§ Problem details
Lines that include "授权他人使用执照" make up the answer; copy all of them from the data below.

Stored entries:
"""
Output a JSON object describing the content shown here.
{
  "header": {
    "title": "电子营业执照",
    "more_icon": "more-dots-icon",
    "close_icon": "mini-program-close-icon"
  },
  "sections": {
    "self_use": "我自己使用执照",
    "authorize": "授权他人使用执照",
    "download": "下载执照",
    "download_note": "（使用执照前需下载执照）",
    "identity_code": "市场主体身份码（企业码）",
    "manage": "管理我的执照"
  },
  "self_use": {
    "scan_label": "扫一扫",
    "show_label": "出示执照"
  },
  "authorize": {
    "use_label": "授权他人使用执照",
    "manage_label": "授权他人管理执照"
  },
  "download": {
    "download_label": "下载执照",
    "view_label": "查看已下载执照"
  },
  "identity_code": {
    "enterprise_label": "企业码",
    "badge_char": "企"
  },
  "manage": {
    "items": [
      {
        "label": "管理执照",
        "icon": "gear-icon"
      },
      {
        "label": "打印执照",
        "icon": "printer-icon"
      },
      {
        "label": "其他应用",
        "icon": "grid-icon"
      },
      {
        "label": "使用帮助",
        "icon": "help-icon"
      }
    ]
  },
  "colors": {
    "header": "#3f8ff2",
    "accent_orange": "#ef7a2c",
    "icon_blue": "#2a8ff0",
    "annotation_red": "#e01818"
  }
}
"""
§ Solution to this task
    "authorize": "授权他人使用执照",
    "use_label": "授权他人使用执照",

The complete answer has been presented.